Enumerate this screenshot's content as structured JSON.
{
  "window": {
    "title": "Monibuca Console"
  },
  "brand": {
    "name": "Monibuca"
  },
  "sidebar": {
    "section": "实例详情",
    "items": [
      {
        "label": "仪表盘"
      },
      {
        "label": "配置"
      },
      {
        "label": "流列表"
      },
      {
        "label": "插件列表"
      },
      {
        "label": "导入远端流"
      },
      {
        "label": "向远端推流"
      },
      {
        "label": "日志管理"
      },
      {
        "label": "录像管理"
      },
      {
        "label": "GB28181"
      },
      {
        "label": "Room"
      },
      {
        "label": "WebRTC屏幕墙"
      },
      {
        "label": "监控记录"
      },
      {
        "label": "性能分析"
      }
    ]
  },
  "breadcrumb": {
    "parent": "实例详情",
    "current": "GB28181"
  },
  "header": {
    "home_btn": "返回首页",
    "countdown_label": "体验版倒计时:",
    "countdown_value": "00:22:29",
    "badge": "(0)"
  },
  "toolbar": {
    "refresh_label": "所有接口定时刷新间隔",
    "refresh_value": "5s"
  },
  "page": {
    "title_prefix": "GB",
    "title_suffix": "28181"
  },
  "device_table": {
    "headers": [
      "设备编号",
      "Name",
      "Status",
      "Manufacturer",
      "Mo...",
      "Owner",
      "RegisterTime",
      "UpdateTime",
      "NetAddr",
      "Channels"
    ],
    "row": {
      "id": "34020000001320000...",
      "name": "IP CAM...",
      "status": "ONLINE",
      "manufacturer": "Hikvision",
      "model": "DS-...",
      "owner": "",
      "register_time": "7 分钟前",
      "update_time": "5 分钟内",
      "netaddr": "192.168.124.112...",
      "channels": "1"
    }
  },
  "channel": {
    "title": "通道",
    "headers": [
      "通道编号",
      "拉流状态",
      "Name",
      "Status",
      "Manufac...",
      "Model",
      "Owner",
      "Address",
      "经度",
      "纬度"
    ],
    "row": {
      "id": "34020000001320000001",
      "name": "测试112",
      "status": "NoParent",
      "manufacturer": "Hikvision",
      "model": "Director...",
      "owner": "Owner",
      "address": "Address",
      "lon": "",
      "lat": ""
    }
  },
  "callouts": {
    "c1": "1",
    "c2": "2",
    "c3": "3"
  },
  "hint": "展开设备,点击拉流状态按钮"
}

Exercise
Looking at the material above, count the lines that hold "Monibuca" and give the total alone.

Exercise output
2